YIPPIE-EYE-O. I didn't think it could get much better than this, but it did. I got my hands on a Pro Tools plug-in called AmpliTube; an amplifier, stomp-box, and post-effects modeler for guitars. In plain English, this thing makes your guitar -- whatever kind it is -- sound as if it's being played through a vintage '60's tube amp, modern solid-state amp, or hundreds of other modern and vintage amps and speaker cabinet combinations. And that's not all. AmpliTube also includes stomp box and post-processing effects, and presets for distinctive signature guitar sounds that evoke the sound of Carlos Santana, Brian May, Stevie Ray Vaughn, Eric Johnson, and more.
It blows me away. This is one of the coolest things I've ever done on my Mac. I plug my guitar into my Mac (actually, into the Mbox, which is plugged into my Mac) when I want to play it 'cause I love having my choice of amp, speaker cabinet, and outboard effects, and the ones in AmpliTube sound totally awesome to me.
Bottom line: Playing with AmpliTube is almost as much fun as playing Halo. And I haven't had this much fun for this little cash in a long time.
One final bit of coolness before I sign off: Pro Tools systems are bundled with AmpliTube LE, which seems to be a slimmed-down version of the US$399 plug-in I'm using. I say "seems to be" because I got my Mbox before this bundle deal started. Anyway, in addition to AmpliTube LE it includes Propellerhead Software Reason Adapted (a virtual rack of MIDI-based synthesizers, samplers, drum machines and effects); Ableton Live Digidesign Edition (a sample sequencer application that enables you to create, modify and playback loops, phrases and songs via Ableton's "elastic audio" technology); IK Multimedia SampleTank SE (a sample playback module providing quick access to a host of included samples as well as the ability to easily move between them; and IK Multimedia T-RackS EQ (a tube-modeled parametric EQ for mixing and mastering).

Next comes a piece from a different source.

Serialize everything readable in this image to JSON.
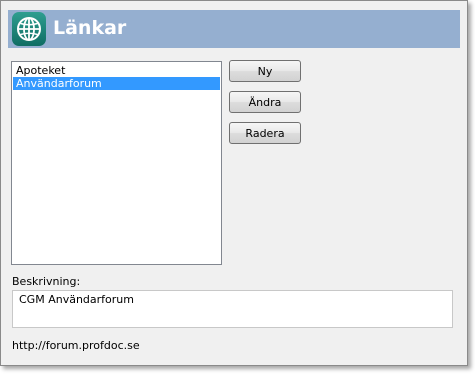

If you play an instrument, write songs, sing, or wish you could do any or all of the above, take a look at DigiDesign's amazing little Mbox, a complete audio production system with many uses, all for less than US$500 (you can get it at the online Apple Store for US$449 - look under Third Party Music Creation).
In a word, it rocks.
Mbox (includes Pro Tools LE and bundled goodies); $499.
AmpliTube Plug-In (requires host application such as Pro Tools, Logic, etc.); $399. AmpliTube Live (stand-alone application); $129.
Front (left) and rear (right) views of the Mbox hardware.
(Click for a larger image)
The Pro Tools LE software set up to play "California Sun" and record my guitar and vocal tracks.
(Click for a HUUUUUGE image)
AmpliTube plug-in's Amplifier settings (top), stomp box settings (middle), and FX settings (bottom).
(Click for another very large image)
Just some of the presets included with the AmpliTube plug-in.
(Click for the last very, very large image)
Bob "Dr. Mac" LeVitus has been a Macintosh user for a long, long time and has written 49 computer books including Mac OS X Tiger For Dummies and GarageBand for Dummies. He also offers expert technical help and training to Mac users, in real time and at reasonable prices, via telephone, e-mail, and/or unique Internet-enabled remote control software. For more information on Bob and his services, visit www.boblevitus.com.